What I don’t understand is why would having the door closed fend off these roving hordes of axe-wielding con-artist delivery men. In case you are wondering… I do close the door, and try to close it lightly (even though it’s a natural slammer). I wonder when the English version will come out.
Is your building being peppered with notes? Have you been attacked by axe-wielding con-men and lived to tell the tale? Comment below or contact me!
In this place it is forbidden
When walking a dog, for the dog
To shit anywhere here
~Thanks for your attention
The text I’ve marked in bold (thinner characters on the note in the photo) as if it was added on later, which suggests the person who wrote it was inadvertently accusing his or her neighbours of having a sneaky No. 2 in the alley while walking their dogs before realizing their mistake. They do not seem to have been arsed to redo the whole thing after putting a bit of effort into the ornate characters only to realize their mistake, which resulted in the sign being posted with rather odd grammatical structures.
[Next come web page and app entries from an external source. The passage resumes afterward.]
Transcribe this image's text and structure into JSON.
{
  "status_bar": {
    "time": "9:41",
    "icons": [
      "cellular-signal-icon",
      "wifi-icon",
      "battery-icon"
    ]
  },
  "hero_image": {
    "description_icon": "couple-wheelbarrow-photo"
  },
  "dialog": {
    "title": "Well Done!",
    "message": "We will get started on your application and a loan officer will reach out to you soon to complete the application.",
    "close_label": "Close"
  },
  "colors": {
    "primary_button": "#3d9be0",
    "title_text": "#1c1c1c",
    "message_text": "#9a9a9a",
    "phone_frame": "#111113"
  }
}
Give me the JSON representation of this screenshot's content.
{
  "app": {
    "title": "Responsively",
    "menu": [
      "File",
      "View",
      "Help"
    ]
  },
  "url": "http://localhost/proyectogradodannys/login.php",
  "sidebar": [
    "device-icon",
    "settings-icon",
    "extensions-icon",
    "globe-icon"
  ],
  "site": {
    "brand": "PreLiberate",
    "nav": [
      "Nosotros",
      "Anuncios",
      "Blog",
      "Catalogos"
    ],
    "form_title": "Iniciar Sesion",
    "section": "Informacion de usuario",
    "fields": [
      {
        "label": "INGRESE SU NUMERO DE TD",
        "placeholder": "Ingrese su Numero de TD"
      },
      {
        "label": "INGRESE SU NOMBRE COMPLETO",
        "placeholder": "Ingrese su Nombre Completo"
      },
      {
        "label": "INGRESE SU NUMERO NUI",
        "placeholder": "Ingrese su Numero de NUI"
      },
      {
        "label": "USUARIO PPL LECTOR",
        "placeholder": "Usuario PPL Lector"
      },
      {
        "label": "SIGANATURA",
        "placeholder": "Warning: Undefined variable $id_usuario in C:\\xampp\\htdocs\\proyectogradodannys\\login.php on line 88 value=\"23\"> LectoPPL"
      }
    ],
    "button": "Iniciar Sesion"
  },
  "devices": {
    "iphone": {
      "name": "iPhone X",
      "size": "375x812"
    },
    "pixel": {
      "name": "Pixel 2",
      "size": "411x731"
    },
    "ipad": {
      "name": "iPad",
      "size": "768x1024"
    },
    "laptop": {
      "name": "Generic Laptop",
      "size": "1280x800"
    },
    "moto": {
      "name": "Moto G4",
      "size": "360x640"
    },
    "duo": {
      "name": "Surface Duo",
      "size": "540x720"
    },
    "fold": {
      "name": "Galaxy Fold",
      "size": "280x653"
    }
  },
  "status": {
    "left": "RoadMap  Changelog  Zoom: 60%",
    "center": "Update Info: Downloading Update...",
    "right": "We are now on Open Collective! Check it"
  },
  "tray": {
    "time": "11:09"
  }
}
The “此處” (this place) makes the “在此” (here) a little unnecessary and the juxtaposition of “在此” (here) and “隨地” (anyplace/wherever one pleases) is a little odd too, as if the author thought that people might not realize that “anyplace” is inclusive of “here”.
There’s also a pseudo-typo, in that 「遛狗」 is the more accepted way of saying “to walk a dog”, as opposed to the 「蹓狗」 written here. The character 「蹓」 comes from 「蹓躂」, a variant of 「遛達」 meaning to stroll, or to walk. Technically 「蹓」 can be seen as a variant, but doesn’t seem to be accepted as correct. When you type 「蹓狗」 into Google for example, you get the following prompt:
The search results that are currently displayed are from: 「遛狗」
You can change back to search for: 「蹓狗」
「遛狗」 fetches 1,060,000 results, whereas 「蹓狗」 only fetches 181,000, which suggests it’s not in standard use. I think these little idiosyncrasies are what make handwritten notes like this so interesting, as they inadvertently reveal certain characteristics of their authors.
After receiving some complaints about my previous post being more “openly aggressive” rather than “passive aggressive”, I think the 「新愛的 (scatological) 鄰居」 line makes this more of a passive aggressive post.
Let me know if you see any passive aggressive (or openly aggressive) notes in your area and feel free to submit anything you want featured!
Following on from my past post on the passive aggression that results from the limited parking spaces in Taipei, I thought I’d follow up with a similar post about rubbish, after seeing this sign, on a street in the Daan district of Taipei:
If you live in Taipei you’ve probably seen a whole heap of signs similar to this, but the hysterical tone and the interesting use of punctuation of this particular one made it stand out for me. It reads:
Can’t you have the least shred of decency? Don’t pile rubbish up here!!?? Dogs come here to eat it every day and there is shit everywhere.
If you don’t live in Taiwan you may be unfamiliar with the system. Basically you have to buy special bags at convenience stores to put rubbish in, then at a certain time every day the rubbish trucks will come to the end of your street. Unlike in the UK, you Continue reading